** The input follows **
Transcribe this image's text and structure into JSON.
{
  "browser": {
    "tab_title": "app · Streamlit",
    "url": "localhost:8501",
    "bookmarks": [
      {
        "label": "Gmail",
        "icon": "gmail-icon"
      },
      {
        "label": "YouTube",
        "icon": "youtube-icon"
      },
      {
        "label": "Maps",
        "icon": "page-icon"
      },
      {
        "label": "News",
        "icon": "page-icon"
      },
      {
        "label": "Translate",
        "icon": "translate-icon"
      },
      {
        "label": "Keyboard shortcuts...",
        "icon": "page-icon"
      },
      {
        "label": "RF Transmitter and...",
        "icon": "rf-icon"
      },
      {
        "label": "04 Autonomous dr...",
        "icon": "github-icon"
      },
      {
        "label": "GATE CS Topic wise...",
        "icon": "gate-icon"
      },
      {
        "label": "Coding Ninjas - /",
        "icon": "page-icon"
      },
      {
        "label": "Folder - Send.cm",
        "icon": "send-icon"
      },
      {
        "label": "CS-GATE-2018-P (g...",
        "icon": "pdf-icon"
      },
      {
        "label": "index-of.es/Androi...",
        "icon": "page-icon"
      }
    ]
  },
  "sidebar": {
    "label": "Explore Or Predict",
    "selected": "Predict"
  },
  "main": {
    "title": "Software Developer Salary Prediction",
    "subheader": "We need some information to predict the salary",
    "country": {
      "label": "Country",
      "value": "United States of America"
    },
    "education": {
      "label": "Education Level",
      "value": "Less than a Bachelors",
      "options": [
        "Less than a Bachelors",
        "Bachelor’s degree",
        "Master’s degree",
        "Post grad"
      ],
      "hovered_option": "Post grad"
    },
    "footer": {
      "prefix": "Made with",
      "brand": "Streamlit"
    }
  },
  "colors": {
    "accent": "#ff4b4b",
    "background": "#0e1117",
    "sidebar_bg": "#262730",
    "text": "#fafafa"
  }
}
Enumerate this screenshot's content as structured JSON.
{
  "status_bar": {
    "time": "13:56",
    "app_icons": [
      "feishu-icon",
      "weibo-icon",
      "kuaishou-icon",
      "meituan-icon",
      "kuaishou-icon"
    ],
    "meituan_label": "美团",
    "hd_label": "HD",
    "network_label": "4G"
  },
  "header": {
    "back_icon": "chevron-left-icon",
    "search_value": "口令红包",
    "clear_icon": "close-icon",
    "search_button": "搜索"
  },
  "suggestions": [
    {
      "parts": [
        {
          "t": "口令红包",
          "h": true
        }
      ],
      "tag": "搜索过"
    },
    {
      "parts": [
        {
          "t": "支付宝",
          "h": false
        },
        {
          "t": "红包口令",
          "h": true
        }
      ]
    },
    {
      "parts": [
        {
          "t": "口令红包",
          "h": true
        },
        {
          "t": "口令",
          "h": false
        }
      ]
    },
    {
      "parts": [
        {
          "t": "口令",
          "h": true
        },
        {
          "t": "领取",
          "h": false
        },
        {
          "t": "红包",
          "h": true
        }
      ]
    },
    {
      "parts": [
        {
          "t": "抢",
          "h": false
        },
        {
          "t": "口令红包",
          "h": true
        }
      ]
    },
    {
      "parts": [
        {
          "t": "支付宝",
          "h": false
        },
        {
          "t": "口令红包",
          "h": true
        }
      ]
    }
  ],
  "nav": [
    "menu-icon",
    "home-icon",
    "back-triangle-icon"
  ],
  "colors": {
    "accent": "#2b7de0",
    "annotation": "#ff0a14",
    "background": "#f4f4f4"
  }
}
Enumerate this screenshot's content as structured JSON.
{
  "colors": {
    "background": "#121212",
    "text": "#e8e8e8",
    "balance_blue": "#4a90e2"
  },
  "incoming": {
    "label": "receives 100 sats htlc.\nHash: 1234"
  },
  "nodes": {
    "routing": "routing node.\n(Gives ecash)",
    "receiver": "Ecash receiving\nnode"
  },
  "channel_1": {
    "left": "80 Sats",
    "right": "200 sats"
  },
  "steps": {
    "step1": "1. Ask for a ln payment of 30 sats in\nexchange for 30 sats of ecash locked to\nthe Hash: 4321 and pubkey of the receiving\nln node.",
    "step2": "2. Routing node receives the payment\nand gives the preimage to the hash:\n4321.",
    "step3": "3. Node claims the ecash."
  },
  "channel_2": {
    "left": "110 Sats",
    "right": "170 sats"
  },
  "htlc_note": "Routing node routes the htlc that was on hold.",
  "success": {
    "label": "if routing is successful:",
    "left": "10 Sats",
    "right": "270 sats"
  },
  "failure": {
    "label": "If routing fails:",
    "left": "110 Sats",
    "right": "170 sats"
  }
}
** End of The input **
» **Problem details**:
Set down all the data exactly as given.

» **Problem solution**:
Transcribe this image's text and structure into JSON.
{
  "browser": {
    "tab_title": "app · Streamlit",
    "url": "localhost:8501",
    "bookmarks": [
      {
        "label": "Gmail",
        "icon": "gmail-icon"
      },
      {
        "label": "YouTube",
        "icon": "youtube-icon"
      },
      {
        "label": "Maps",
        "icon": "page-icon"
      },
      {
        "label": "News",
        "icon": "page-icon"
      },
      {
        "label": "Translate",
        "icon": "translate-icon"
      },
      {
        "label": "Keyboard shortcuts...",
        "icon": "page-icon"
      },
      {
        "label": "RF Transmitter and...",
        "icon": "rf-icon"
      },
      {
        "label": "04 Autonomous dr...",
        "icon": "github-icon"
      },
      {
        "label": "GATE CS Topic wise...",
        "icon": "gate-icon"
      },
      {
        "label": "Coding Ninjas - /",
        "icon": "page-icon"
      },
      {
        "label": "Folder - Send.cm",
        "icon": "send-icon"
      },
      {
        "label": "CS-GATE-2018-P (g...",
        "icon": "pdf-icon"
      },
      {
        "label": "index-of.es/Androi...",
        "icon": "page-icon"
      }
    ]
  },
  "sidebar": {
    "label": "Explore Or Predict",
    "selected": "Predict"
  },
  "main": {
    "title": "Software Developer Salary Prediction",
    "subheader": "We need some information to predict the salary",
    "country": {
      "label": "Country",
      "value": "United States of America"
    },
    "education": {
      "label": "Education Level",
      "value": "Less than a Bachelors",
      "options": [
        "Less than a Bachelors",
        "Bachelor’s degree",
        "Master’s degree",
        "Post grad"
      ],
      "hovered_option": "Post grad"
    },
    "footer": {
      "prefix": "Made with",
      "brand": "Streamlit"
    }
  },
  "colors": {
    "accent": "#ff4b4b",
    "background": "#0e1117",
    "sidebar_bg": "#262730",
    "text": "#fafafa"
  }
}
Enumerate this screenshot's content as structured JSON.
{
  "status_bar": {
    "time": "13:56",
    "app_icons": [
      "feishu-icon",
      "weibo-icon",
      "kuaishou-icon",
      "meituan-icon",
      "kuaishou-icon"
    ],
    "meituan_label": "美团",
    "hd_label": "HD",
    "network_label": "4G"
  },
  "header": {
    "back_icon": "chevron-left-icon",
    "search_value": "口令红包",
    "clear_icon": "close-icon",
    "search_button": "搜索"
  },
  "suggestions": [
    {
      "parts": [
        {
          "t": "口令红包",
          "h": true
        }
      ],
      "tag": "搜索过"
    },
    {
      "parts": [
        {
          "t": "支付宝",
          "h": false
        },
        {
          "t": "红包口令",
          "h": true
        }
      ]
    },
    {
      "parts": [
        {
          "t": "口令红包",
          "h": true
        },
        {
          "t": "口令",
          "h": false
        }
      ]
    },
    {
      "parts": [
        {
          "t": "口令",
          "h": true
        },
        {
          "t": "领取",
          "h": false
        },
        {
          "t": "红包",
          "h": true
        }
      ]
    },
    {
      "parts": [
        {
          "t": "抢",
          "h": false
        },
        {
          "t": "口令红包",
          "h": true
        }
      ]
    },
    {
      "parts": [
        {
          "t": "支付宝",
          "h": false
        },
        {
          "t": "口令红包",
          "h": true
        }
      ]
    }
  ],
  "nav": [
    "menu-icon",
    "home-icon",
    "back-triangle-icon"
  ],
  "colors": {
    "accent": "#2b7de0",
    "annotation": "#ff0a14",
    "background": "#f4f4f4"
  }
}
Enumerate this screenshot's content as structured JSON.
{
  "colors": {
    "background": "#121212",
    "text": "#e8e8e8",
    "balance_blue": "#4a90e2"
  },
  "incoming": {
    "label": "receives 100 sats htlc.\nHash: 1234"
  },
  "nodes": {
    "routing": "routing node.\n(Gives ecash)",
    "receiver": "Ecash receiving\nnode"
  },
  "channel_1": {
    "left": "80 Sats",
    "right": "200 sats"
  },
  "steps": {
    "step1": "1. Ask for a ln payment of 30 sats in\nexchange for 30 sats of ecash locked to\nthe Hash: 4321 and pubkey of the receiving\nln node.",
    "step2": "2. Routing node receives the payment\nand gives the preimage to the hash:\n4321.",
    "step3": "3. Node claims the ecash."
  },
  "channel_2": {
    "left": "110 Sats",
    "right": "170 sats"
  },
  "htlc_note": "Routing node routes the htlc that was on hold.",
  "success": {
    "label": "if routing is successful:",
    "left": "10 Sats",
    "right": "270 sats"
  },
  "failure": {
    "label": "If routing fails:",
    "left": "110 Sats",
    "right": "170 sats"
  }
}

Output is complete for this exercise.